[Component data from apps and pages]
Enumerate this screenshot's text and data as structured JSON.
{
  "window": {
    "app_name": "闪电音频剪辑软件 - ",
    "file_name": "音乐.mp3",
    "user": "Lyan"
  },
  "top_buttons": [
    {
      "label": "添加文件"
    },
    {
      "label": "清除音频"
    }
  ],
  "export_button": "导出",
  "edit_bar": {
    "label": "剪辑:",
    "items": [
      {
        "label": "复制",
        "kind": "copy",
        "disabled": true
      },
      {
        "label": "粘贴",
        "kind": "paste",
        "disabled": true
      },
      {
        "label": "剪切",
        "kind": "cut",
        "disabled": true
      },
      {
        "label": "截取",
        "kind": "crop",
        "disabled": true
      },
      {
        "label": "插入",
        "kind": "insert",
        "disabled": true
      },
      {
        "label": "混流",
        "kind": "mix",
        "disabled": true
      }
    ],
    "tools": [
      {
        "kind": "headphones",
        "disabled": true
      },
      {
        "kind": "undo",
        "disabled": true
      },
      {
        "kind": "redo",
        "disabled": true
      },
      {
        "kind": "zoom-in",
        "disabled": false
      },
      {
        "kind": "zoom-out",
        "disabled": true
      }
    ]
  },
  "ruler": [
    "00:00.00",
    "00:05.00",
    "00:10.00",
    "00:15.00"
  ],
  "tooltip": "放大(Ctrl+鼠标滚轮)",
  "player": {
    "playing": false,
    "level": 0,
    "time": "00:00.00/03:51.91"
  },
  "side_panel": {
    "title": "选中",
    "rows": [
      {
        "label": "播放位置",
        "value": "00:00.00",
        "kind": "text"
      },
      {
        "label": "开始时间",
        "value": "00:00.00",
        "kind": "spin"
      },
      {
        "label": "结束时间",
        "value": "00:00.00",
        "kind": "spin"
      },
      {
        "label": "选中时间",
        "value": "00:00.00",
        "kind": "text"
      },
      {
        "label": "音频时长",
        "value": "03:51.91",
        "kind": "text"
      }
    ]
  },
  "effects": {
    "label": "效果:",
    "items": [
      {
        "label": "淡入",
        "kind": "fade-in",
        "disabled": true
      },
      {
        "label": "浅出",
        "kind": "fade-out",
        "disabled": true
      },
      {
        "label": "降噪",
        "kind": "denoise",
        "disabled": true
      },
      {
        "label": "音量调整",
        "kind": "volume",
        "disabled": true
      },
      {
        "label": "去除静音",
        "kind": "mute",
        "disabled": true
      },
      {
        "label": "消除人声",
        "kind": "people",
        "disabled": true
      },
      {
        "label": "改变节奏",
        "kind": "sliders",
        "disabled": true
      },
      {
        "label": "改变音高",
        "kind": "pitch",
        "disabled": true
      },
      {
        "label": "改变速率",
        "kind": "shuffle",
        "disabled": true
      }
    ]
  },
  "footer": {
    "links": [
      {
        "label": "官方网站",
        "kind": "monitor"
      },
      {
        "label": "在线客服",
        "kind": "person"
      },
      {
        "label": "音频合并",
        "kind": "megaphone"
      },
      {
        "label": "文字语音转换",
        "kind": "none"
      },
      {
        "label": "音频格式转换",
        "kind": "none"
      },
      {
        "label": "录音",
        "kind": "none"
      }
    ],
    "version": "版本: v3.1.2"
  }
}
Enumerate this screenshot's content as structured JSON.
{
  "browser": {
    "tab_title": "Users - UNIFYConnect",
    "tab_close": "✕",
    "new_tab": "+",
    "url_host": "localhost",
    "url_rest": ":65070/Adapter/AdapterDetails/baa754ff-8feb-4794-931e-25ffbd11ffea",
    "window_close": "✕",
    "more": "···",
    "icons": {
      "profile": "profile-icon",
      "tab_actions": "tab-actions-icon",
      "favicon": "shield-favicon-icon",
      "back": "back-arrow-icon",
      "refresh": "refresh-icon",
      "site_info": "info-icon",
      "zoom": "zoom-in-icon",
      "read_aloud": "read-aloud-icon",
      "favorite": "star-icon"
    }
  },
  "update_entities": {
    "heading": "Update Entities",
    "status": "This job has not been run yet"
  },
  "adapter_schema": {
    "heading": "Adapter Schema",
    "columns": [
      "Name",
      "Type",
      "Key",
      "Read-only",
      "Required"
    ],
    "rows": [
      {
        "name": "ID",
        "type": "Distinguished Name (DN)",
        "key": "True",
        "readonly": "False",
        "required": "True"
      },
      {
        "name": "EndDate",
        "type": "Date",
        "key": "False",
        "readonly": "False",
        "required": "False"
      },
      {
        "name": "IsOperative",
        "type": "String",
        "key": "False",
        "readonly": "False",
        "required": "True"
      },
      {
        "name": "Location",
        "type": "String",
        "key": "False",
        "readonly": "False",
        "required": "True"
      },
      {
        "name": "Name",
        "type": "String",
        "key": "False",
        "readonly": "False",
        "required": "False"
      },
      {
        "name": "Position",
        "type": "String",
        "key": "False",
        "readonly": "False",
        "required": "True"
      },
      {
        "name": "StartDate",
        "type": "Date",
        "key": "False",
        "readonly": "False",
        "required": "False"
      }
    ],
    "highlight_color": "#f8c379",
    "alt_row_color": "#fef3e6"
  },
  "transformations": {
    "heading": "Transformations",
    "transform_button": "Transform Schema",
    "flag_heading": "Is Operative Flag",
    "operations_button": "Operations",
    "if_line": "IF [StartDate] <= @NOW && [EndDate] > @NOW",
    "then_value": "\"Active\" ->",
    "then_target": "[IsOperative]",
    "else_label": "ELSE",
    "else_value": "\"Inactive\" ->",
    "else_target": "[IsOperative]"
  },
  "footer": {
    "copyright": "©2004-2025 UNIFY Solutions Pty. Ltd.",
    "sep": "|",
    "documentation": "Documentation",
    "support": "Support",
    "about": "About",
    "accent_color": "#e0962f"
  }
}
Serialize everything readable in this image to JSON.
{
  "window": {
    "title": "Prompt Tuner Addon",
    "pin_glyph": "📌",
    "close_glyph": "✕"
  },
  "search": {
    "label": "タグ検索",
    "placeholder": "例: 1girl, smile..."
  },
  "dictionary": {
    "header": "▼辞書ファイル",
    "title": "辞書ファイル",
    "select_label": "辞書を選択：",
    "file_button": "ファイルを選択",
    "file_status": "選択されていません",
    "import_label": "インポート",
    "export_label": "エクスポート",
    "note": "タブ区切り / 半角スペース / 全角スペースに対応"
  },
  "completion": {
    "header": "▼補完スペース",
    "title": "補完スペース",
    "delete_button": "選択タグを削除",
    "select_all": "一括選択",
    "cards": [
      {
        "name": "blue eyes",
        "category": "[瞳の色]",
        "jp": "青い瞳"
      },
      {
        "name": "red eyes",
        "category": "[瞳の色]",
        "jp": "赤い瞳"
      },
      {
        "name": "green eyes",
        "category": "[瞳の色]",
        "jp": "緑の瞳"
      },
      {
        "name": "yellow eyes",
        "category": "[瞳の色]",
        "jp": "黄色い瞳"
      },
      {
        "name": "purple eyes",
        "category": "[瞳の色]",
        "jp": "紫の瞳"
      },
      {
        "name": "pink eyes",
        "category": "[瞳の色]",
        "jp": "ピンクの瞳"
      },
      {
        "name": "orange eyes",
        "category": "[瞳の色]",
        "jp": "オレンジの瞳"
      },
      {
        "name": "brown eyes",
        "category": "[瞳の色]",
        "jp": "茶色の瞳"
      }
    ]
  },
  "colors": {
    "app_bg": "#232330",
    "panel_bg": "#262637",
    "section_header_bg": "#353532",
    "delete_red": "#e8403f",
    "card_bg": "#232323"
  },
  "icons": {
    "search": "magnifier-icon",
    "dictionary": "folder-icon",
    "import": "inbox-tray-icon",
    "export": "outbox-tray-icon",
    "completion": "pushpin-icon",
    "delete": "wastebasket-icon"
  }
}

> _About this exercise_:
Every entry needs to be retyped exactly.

> _The answer_:
Enumerate this screenshot's text and data as structured JSON.
{
  "window": {
    "app_name": "闪电音频剪辑软件 - ",
    "file_name": "音乐.mp3",
    "user": "Lyan"
  },
  "top_buttons": [
    {
      "label": "添加文件"
    },
    {
      "label": "清除音频"
    }
  ],
  "export_button": "导出",
  "edit_bar": {
    "label": "剪辑:",
    "items": [
      {
        "label": "复制",
        "kind": "copy",
        "disabled": true
      },
      {
        "label": "粘贴",
        "kind": "paste",
        "disabled": true
      },
      {
        "label": "剪切",
        "kind": "cut",
        "disabled": true
      },
      {
        "label": "截取",
        "kind": "crop",
        "disabled": true
      },
      {
        "label": "插入",
        "kind": "insert",
        "disabled": true
      },
      {
        "label": "混流",
        "kind": "mix",
        "disabled": true
      }
    ],
    "tools": [
      {
        "kind": "headphones",
        "disabled": true
      },
      {
        "kind": "undo",
        "disabled": true
      },
      {
        "kind": "redo",
        "disabled": true
      },
      {
        "kind": "zoom-in",
        "disabled": false
      },
      {
        "kind": "zoom-out",
        "disabled": true
      }
    ]
  },
  "ruler": [
    "00:00.00",
    "00:05.00",
    "00:10.00",
    "00:15.00"
  ],
  "tooltip": "放大(Ctrl+鼠标滚轮)",
  "player": {
    "playing": false,
    "level": 0,
    "time": "00:00.00/03:51.91"
  },
  "side_panel": {
    "title": "选中",
    "rows": [
      {
        "label": "播放位置",
        "value": "00:00.00",
        "kind": "text"
      },
      {
        "label": "开始时间",
        "value": "00:00.00",
        "kind": "spin"
      },
      {
        "label": "结束时间",
        "value": "00:00.00",
        "kind": "spin"
      },
      {
        "label": "选中时间",
        "value": "00:00.00",
        "kind": "text"
      },
      {
        "label": "音频时长",
        "value": "03:51.91",
        "kind": "text"
      }
    ]
  },
  "effects": {
    "label": "效果:",
    "items": [
      {
        "label": "淡入",
        "kind": "fade-in",
        "disabled": true
      },
      {
        "label": "浅出",
        "kind": "fade-out",
        "disabled": true
      },
      {
        "label": "降噪",
        "kind": "denoise",
        "disabled": true
      },
      {
        "label": "音量调整",
        "kind": "volume",
        "disabled": true
      },
      {
        "label": "去除静音",
        "kind": "mute",
        "disabled": true
      },
      {
        "label": "消除人声",
        "kind": "people",
        "disabled": true
      },
      {
        "label": "改变节奏",
        "kind": "sliders",
        "disabled": true
      },
      {
        "label": "改变音高",
        "kind": "pitch",
        "disabled": true
      },
      {
        "label": "改变速率",
        "kind": "shuffle",
        "disabled": true
      }
    ]
  },
  "footer": {
    "links": [
      {
        "label": "官方网站",
        "kind": "monitor"
      },
      {
        "label": "在线客服",
        "kind": "person"
      },
      {
        "label": "音频合并",
        "kind": "megaphone"
      },
      {
        "label": "文字语音转换",
        "kind": "none"
      },
      {
        "label": "音频格式转换",
        "kind": "none"
      },
      {
        "label": "录音",
        "kind": "none"
      }
    ],
    "version": "版本: v3.1.2"
  }
}
Enumerate this screenshot's content as structured JSON.
{
  "browser": {
    "tab_title": "Users - UNIFYConnect",
    "tab_close": "✕",
    "new_tab": "+",
    "url_host": "localhost",
    "url_rest": ":65070/Adapter/AdapterDetails/baa754ff-8feb-4794-931e-25ffbd11ffea",
    "window_close": "✕",
    "more": "···",
    "icons": {
      "profile": "profile-icon",
      "tab_actions": "tab-actions-icon",
      "favicon": "shield-favicon-icon",
      "back": "back-arrow-icon",
      "refresh": "refresh-icon",
      "site_info": "info-icon",
      "zoom": "zoom-in-icon",
      "read_aloud": "read-aloud-icon",
      "favorite": "star-icon"
    }
  },
  "update_entities": {
    "heading": "Update Entities",
    "status": "This job has not been run yet"
  },
  "adapter_schema": {
    "heading": "Adapter Schema",
    "columns": [
      "Name",
      "Type",
      "Key",
      "Read-only",
      "Required"
    ],
    "rows": [
      {
        "name": "ID",
        "type": "Distinguished Name (DN)",
        "key": "True",
        "readonly": "False",
        "required": "True"
      },
      {
        "name": "EndDate",
        "type": "Date",
        "key": "False",
        "readonly": "False",
        "required": "False"
      },
      {
        "name": "IsOperative",
        "type": "String",
        "key": "False",
        "readonly": "False",
        "required": "True"
      },
      {
        "name": "Location",
        "type": "String",
        "key": "False",
        "readonly": "False",
        "required": "True"
      },
      {
        "name": "Name",
        "type": "String",
        "key": "False",
        "readonly": "False",
        "required": "False"
      },
      {
        "name": "Position",
        "type": "String",
        "key": "False",
        "readonly": "False",
        "required": "True"
      },
      {
        "name": "StartDate",
        "type": "Date",
        "key": "False",
        "readonly": "False",
        "required": "False"
      }
    ],
    "highlight_color": "#f8c379",
    "alt_row_color": "#fef3e6"
  },
  "transformations": {
    "heading": "Transformations",
    "transform_button": "Transform Schema",
    "flag_heading": "Is Operative Flag",
    "operations_button": "Operations",
    "if_line": "IF [StartDate] <= @NOW && [EndDate] > @NOW",
    "then_value": "\"Active\" ->",
    "then_target": "[IsOperative]",
    "else_label": "ELSE",
    "else_value": "\"Inactive\" ->",
    "else_target": "[IsOperative]"
  },
  "footer": {
    "copyright": "©2004-2025 UNIFY Solutions Pty. Ltd.",
    "sep": "|",
    "documentation": "Documentation",
    "support": "Support",
    "about": "About",
    "accent_color": "#e0962f"
  }
}
Serialize everything readable in this image to JSON.
{
  "window": {
    "title": "Prompt Tuner Addon",
    "pin_glyph": "📌",
    "close_glyph": "✕"
  },
  "search": {
    "label": "タグ検索",
    "placeholder": "例: 1girl, smile..."
  },
  "dictionary": {
    "header": "▼辞書ファイル",
    "title": "辞書ファイル",
    "select_label": "辞書を選択：",
    "file_button": "ファイルを選択",
    "file_status": "選択されていません",
    "import_label": "インポート",
    "export_label": "エクスポート",
    "note": "タブ区切り / 半角スペース / 全角スペースに対応"
  },
  "completion": {
    "header": "▼補完スペース",
    "title": "補完スペース",
    "delete_button": "選択タグを削除",
    "select_all": "一括選択",
    "cards": [
      {
        "name": "blue eyes",
        "category": "[瞳の色]",
        "jp": "青い瞳"
      },
      {
        "name": "red eyes",
        "category": "[瞳の色]",
        "jp": "赤い瞳"
      },
      {
        "name": "green eyes",
        "category": "[瞳の色]",
        "jp": "緑の瞳"
      },
      {
        "name": "yellow eyes",
        "category": "[瞳の色]",
        "jp": "黄色い瞳"
      },
      {
        "name": "purple eyes",
        "category": "[瞳の色]",
        "jp": "紫の瞳"
      },
      {
        "name": "pink eyes",
        "category": "[瞳の色]",
        "jp": "ピンクの瞳"
      },
      {
        "name": "orange eyes",
        "category": "[瞳の色]",
        "jp": "オレンジの瞳"
      },
      {
        "name": "brown eyes",
        "category": "[瞳の色]",
        "jp": "茶色の瞳"
      }
    ]
  },
  "colors": {
    "app_bg": "#232330",
    "panel_bg": "#262637",
    "section_header_bg": "#353532",
    "delete_red": "#e8403f",
    "card_bg": "#232323"
  },
  "icons": {
    "search": "magnifier-icon",
    "dictionary": "folder-icon",
    "import": "inbox-tray-icon",
    "export": "outbox-tray-icon",
    "completion": "pushpin-icon",
    "delete": "wastebasket-icon"
  }
}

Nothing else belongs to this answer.